During the 1960s and 70s moon rockets were launched from playgrounds all over the United States and were exported as well to Australia. At least two companies patented structures similar to the Calwa Rocket, the Jamison Manufacturing Company, Los Angeles and the Miracle Equipment Company of Grinnell, Iowa. Rockets were ubiquitous throughout Los Angeles playgrounds, 'Wey were everywhere" recalled one blogger, nostalgically. "I wonder if the proliferation of rockets around the South Bay's playgrounds was some kind of nod to the area's aerospace industry... ?'(Garrison Frost, "Rocket ships and swings").

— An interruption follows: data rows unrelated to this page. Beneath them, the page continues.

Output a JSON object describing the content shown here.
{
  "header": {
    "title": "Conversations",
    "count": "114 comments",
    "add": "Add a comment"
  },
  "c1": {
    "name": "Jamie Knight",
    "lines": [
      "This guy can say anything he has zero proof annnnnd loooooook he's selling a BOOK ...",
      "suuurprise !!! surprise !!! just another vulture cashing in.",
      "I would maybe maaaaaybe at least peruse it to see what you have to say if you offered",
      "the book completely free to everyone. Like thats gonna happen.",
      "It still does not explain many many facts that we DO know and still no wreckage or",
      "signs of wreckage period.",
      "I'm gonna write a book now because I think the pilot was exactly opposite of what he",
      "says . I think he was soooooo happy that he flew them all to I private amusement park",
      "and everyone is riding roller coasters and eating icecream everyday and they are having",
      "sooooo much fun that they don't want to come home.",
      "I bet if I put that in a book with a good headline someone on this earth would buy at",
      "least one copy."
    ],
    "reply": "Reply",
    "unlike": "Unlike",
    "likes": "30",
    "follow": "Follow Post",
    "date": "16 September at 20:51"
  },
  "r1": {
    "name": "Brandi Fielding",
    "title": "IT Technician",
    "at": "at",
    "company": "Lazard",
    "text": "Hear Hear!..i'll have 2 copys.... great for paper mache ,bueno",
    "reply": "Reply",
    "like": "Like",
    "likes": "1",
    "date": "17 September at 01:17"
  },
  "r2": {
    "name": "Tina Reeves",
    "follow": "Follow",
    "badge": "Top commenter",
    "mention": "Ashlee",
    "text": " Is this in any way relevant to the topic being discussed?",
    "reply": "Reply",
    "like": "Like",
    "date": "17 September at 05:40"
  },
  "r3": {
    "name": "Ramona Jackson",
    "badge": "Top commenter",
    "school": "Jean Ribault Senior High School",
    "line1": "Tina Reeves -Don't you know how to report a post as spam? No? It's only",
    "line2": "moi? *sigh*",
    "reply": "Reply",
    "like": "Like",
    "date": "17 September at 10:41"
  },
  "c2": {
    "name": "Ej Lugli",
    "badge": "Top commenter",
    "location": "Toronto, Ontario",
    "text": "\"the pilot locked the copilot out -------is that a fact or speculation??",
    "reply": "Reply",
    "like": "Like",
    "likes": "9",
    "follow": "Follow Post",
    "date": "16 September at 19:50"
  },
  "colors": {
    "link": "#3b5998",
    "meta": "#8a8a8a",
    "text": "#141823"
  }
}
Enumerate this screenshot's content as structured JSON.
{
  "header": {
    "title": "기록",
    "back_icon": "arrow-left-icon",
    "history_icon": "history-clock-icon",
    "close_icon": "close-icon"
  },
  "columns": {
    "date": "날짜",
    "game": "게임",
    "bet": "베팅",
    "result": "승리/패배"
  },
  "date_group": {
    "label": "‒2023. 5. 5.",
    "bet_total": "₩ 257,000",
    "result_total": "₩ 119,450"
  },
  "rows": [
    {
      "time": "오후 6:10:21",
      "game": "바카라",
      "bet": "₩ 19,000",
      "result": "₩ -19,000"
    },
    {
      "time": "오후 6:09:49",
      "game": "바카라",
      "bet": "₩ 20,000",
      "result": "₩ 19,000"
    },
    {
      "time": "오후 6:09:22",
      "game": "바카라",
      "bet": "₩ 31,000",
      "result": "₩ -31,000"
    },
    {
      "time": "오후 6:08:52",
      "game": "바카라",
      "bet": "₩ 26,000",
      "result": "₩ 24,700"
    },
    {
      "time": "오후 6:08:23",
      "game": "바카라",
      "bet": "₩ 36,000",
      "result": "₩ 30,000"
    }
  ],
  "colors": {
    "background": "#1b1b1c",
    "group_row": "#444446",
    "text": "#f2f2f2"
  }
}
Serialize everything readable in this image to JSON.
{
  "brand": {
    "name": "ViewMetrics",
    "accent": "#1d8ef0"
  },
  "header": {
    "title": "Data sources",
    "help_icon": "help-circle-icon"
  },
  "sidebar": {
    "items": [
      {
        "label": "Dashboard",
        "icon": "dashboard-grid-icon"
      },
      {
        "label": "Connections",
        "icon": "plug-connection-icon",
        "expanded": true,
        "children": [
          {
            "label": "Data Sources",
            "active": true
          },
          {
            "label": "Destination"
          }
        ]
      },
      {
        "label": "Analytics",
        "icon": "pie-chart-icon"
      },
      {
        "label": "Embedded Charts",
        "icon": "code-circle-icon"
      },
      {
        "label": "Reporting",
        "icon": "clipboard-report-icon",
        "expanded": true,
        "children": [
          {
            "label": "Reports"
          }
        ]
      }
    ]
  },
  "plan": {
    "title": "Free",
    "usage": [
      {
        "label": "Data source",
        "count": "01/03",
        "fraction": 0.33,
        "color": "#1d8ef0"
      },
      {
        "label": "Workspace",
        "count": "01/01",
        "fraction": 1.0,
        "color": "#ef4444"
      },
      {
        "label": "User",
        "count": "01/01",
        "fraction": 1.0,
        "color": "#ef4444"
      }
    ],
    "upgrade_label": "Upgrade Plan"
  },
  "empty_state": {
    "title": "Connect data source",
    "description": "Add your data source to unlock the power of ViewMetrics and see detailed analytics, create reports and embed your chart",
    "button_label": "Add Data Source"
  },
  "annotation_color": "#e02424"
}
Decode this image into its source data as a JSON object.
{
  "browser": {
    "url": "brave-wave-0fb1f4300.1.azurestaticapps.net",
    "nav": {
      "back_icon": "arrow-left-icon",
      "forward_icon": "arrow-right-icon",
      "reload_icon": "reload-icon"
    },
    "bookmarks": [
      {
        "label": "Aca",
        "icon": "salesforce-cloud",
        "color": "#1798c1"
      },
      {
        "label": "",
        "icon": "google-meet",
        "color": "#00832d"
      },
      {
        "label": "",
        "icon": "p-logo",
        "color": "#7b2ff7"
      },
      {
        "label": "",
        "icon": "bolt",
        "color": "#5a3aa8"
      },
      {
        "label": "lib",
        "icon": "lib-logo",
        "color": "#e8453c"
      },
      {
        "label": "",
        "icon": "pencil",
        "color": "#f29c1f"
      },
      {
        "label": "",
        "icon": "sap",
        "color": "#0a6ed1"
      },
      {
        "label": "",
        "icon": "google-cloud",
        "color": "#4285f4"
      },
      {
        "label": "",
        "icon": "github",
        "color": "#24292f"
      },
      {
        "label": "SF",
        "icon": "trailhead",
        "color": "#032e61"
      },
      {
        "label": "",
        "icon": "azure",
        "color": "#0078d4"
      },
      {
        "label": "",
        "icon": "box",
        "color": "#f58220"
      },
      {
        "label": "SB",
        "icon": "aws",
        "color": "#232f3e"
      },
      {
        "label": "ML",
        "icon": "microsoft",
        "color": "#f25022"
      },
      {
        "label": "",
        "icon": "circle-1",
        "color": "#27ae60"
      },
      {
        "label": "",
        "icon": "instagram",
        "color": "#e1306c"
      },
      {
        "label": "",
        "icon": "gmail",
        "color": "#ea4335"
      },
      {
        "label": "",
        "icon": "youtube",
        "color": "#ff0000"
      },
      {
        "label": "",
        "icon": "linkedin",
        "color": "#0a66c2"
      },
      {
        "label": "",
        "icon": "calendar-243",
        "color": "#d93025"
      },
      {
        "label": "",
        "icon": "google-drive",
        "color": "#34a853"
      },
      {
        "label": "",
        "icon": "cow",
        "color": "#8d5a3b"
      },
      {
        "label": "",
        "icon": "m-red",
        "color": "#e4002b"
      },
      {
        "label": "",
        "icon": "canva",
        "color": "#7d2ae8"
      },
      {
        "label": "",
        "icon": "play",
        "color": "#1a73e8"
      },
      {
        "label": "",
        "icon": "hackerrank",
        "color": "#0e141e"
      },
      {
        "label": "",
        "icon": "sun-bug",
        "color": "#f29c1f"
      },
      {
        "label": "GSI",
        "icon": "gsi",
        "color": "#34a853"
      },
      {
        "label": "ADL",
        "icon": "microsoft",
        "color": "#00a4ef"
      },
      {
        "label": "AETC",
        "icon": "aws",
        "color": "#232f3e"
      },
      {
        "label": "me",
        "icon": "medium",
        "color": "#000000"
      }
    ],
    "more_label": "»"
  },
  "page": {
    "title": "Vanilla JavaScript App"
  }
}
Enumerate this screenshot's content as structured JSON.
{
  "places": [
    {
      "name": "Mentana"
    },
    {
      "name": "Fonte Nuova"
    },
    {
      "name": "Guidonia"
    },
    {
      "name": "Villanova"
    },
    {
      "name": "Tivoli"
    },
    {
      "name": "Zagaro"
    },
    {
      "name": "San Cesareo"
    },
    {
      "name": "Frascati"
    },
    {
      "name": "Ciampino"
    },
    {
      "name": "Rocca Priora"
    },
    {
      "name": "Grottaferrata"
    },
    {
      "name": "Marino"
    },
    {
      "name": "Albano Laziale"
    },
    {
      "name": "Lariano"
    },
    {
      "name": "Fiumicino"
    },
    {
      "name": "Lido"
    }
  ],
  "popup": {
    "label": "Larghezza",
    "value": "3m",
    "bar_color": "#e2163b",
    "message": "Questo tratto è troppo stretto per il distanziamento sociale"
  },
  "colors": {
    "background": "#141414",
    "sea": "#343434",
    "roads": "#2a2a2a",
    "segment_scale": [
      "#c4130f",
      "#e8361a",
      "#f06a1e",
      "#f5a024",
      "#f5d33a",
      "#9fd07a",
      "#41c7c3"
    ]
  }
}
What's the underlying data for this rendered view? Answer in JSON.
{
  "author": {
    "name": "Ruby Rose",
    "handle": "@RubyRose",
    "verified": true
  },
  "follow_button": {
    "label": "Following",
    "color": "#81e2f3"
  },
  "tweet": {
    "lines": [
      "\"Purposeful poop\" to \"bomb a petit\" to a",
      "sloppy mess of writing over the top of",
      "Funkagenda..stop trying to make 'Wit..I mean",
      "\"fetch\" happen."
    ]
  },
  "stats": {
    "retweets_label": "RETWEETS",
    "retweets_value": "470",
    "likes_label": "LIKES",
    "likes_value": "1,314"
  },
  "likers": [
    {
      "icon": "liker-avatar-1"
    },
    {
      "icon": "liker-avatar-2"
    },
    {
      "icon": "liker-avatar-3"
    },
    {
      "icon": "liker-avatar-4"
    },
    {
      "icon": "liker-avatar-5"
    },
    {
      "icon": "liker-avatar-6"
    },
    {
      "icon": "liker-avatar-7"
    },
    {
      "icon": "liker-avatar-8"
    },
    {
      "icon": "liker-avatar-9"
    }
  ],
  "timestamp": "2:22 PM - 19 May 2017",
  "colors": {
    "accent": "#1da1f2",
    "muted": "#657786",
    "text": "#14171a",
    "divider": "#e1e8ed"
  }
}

The rocket structure in Calwa dates to circa 1962, according to adults who lived, played andlor worked at the park (Richardson 31 May 2013). The submarine climbing structure and traditional swing set (possibly the only one left in Fresno) were probably added at the same time. The rocket's two-story slide was removed around 1971 due to insurance and liability concerns (Personal communication, Barbara Vierira 10 May 2013). Playground injuries, and thus litigation, led to safety standards set up in the 1980s by the Consumer Products Safety Commission. By 2000, four states including California had passed laws about playground design. The concern for child safety has led to a backlash of sorts with many wondering whether "safe" playgrounds with lower structures and softer ground, are also boring places which do not stimulate a child's imagination (Erickson 2012). Numerous personal blogs lament the passing of these older "dangerous" playgrounds with their killer swings, round-abouts and rocket slides. Unfortunately outdoor play in general is also something of a bygone era: "children are disappearing from the outdoors at a rate that would make the top of any conservationist's list of endangered species if they were any other member of the animal kingdom" (Joe Frost: 11). A 2010 report by the Kaiser Foundation noted the development of "cyber playgrounds".
Gaming, social networking, and texting now occupy 7 hours each day for older children (Ibid).
Nostalgia partially explains the extraordinary affection which the Calwa community has for its rocket, which reportedly was the only one in a Fresno park. "Folks from other areas wanted to come to Calwa to play on the rocket" (Rosie Flores, 6 June 2013). The structure is approximately 50 years of age, and other than the removal of the slide, remains unchanged from the time it was installed circa 1962. Park staff continually are asked by residents, "Is the rocket still there?" The Calwa Rocket is a beloved symbol of the community and therefore appears to meet the definition of a Heritage Property, as "a resource which is worthy of preservation because of its historical, architectural or aesthetic merit..!' (FMC 12-1603(n)).
TIM J. BRANDT, AIA, LEED AP i s the Senior Restoration Architect for the California State Office of Historic Preservation. Tim has a MArch from the University of Pennsylvania and a BArch from the University of Southern California. His prior work has included reviews of the Bradbury Building, the Hollywood Walk of Fame and Fox Studios.
SCOTT VINCENT, PRESERVATION ARCHITECT, has a BS in Architecture from Cal Poly San Luis Obispo and also attended the professional development program in historic preservation at USC.